The bottom line

In a high-stakes environment like healthcare, tensions can be expected. As the physician leader, you can transform workplace tensions into teachable moments by fostering and supporting psychological safety. Leveraging such teachable moments promises to increase accountability, enhance system safety, and organize the workplace to truly support learning.
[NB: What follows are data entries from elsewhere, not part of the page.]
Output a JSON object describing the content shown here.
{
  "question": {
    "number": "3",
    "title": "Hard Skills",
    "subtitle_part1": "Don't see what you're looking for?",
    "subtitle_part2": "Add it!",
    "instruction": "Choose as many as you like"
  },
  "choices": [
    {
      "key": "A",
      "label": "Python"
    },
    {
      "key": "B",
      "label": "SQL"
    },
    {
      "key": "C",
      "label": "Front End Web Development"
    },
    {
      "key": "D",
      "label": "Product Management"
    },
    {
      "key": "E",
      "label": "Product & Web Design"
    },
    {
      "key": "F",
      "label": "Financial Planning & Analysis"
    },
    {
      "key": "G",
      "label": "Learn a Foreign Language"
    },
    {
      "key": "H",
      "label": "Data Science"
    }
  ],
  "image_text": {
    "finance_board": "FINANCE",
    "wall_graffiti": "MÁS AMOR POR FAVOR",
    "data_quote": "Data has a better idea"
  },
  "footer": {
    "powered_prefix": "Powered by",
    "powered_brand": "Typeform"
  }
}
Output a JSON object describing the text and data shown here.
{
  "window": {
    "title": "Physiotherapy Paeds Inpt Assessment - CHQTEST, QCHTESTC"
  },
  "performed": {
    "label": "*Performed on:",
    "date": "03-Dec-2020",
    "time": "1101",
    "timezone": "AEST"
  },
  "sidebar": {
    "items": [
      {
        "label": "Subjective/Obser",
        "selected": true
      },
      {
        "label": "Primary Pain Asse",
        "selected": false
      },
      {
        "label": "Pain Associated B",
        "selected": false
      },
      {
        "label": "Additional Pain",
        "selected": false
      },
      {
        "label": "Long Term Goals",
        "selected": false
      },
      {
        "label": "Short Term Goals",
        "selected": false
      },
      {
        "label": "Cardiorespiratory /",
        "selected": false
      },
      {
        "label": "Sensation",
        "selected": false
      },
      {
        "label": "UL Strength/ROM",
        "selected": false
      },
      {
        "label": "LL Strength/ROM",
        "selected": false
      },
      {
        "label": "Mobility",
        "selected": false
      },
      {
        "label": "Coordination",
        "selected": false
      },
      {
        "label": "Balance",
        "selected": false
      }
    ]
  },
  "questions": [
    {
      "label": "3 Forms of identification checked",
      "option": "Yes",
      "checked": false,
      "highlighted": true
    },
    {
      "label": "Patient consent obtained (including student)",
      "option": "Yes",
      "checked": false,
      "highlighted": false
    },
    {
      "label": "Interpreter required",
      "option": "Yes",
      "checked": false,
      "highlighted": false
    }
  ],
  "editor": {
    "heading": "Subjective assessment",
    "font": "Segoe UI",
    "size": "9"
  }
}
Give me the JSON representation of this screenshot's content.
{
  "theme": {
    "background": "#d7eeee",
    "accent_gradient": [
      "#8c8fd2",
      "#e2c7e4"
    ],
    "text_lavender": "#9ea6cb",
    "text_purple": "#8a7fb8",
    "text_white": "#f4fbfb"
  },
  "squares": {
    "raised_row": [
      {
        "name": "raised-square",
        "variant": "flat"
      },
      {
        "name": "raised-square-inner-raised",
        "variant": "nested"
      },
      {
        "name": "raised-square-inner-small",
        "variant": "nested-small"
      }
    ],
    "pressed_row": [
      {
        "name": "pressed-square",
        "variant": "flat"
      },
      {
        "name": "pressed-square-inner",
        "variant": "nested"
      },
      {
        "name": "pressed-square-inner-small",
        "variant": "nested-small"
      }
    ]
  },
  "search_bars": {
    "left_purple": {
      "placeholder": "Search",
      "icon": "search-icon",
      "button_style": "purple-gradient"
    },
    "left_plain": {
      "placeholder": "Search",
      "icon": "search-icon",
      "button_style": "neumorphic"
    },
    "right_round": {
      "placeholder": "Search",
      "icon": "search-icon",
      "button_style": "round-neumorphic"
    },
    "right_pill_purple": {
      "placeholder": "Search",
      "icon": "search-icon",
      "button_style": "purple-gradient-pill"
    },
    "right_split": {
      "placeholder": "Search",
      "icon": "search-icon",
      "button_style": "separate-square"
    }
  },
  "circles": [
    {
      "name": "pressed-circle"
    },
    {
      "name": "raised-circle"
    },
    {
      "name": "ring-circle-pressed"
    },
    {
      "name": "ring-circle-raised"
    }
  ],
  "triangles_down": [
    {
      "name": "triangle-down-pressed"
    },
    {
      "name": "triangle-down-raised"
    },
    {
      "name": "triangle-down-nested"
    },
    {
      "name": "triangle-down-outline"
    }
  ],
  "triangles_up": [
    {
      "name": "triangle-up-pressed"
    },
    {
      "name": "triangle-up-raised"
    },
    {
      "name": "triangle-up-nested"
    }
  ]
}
  1. Edmondson, AC. Psychological Safety and Learning Behavior in Work Teams. Admin Sci Q. 1999 Jun;44(2):350-83 doi:10.2307/2666999
  2. Frankel A, Haraden C, Federico F, et al. A Framework for Safe, Reliable and Effective Care. White paper. Institute for Healthcare Improvement and Safe & Reliable Healthcare;2017
  3. Canadian Medical Protective Association. CMPA;2018 Jun. Leadership Essentials, How Physician Leaders can nurture Teams that Provide Highly Reliable Healthcare [cited 2020 Apr 2]
  4. Canadian Medical Protective Association. CMPA;2018 Sep. Leadership Essentials, Creating a Culture of Accountability [cited 2020 Apr 2]
  5. Boivin D, Lefebvre G, Bellemare S. Natural Justice and Alternative Dispute Resolution: Their Importance in Managing Physician Performance. Can J Physician Leadersh. 2019;6(2):46-50
  6. Good Practices Guide. Canadian Medical Protective Association. Situational Awareness, What is going on around you? [cited on 2020 Apr 2]
  7. Edmondson, AC. Teaming: How Organizations Learn, Innovate, and Compete in the Knowledge Economy. Kindle Edition. Jossey-Bass;2012 Mar 16 [cited on 2020 Apr 2]

DISCLAIMER: The information contained in this learning material is for general educational purposes only and is not intended to provide specific professional medical or legal advice, nor to constitute a "standard of care" for Canadian healthcare professionals. The use of CMPA learning resources is subject to the foregoing as well as the CMPA's Terms of Use.